> _Your task_: Print each line below verbatim, skipping every picture.

> _Record extracts_:
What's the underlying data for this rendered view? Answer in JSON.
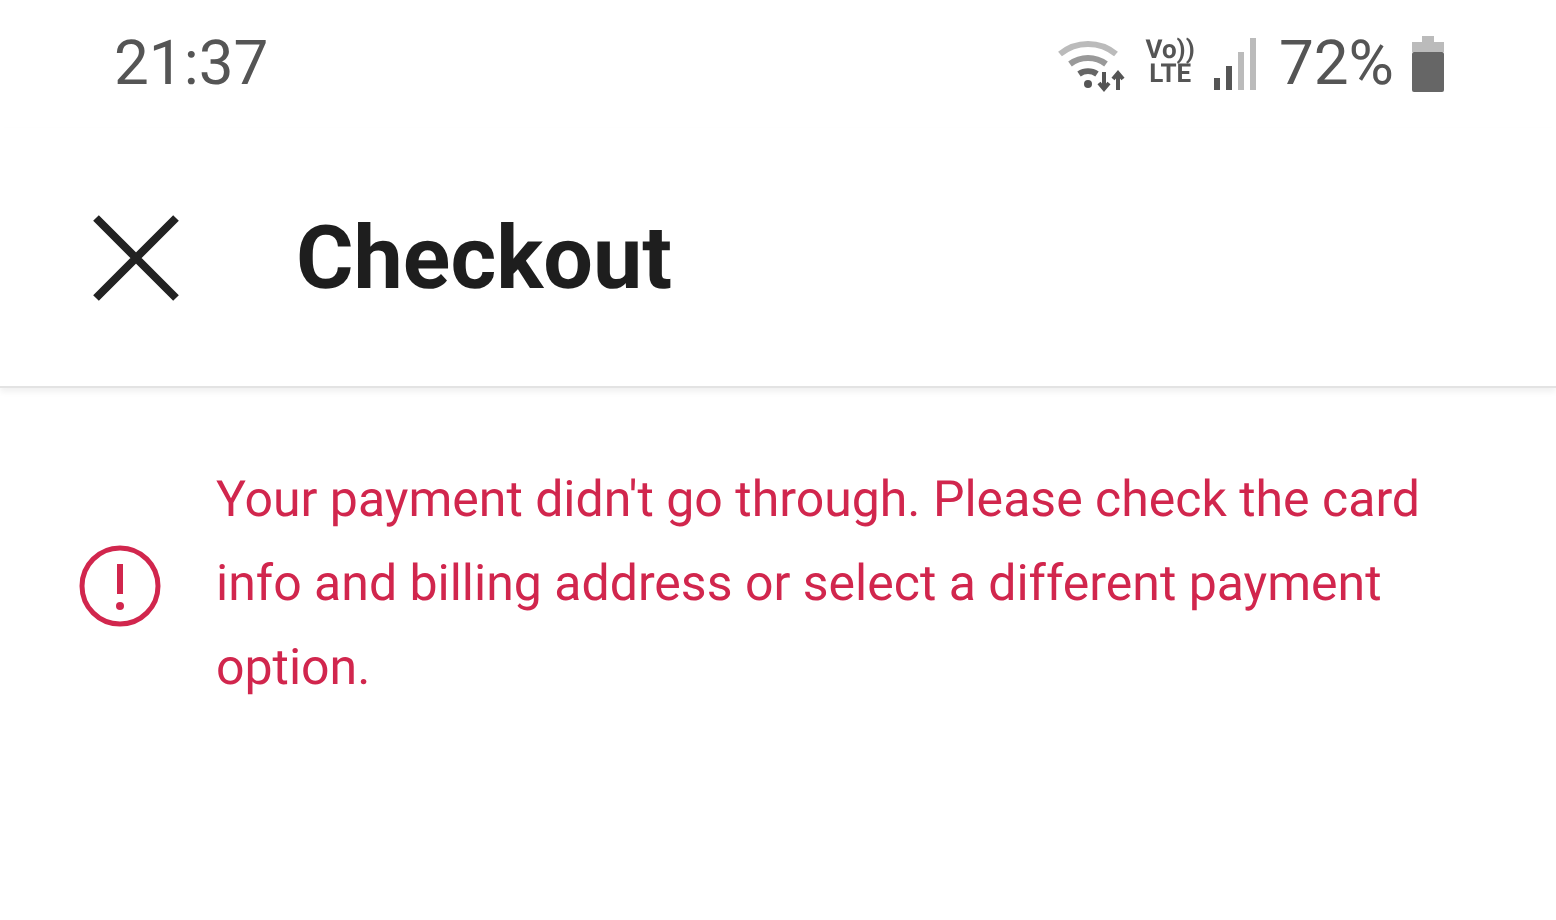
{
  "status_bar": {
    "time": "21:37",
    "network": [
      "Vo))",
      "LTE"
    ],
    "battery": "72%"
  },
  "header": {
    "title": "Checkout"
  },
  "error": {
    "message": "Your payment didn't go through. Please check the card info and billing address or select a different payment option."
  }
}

> _Response for this exercise_:
What's the underlying data for this rendered view? Answer in JSON.
{
  "status_bar": {
    "time": "21:37",
    "network": [
      "Vo))",
      "LTE"
    ],
    "battery": "72%"
  },
  "header": {
    "title": "Checkout"
  },
  "error": {
    "message": "Your payment didn't go through. Please check the card info and billing address or select a different payment option."
  }
}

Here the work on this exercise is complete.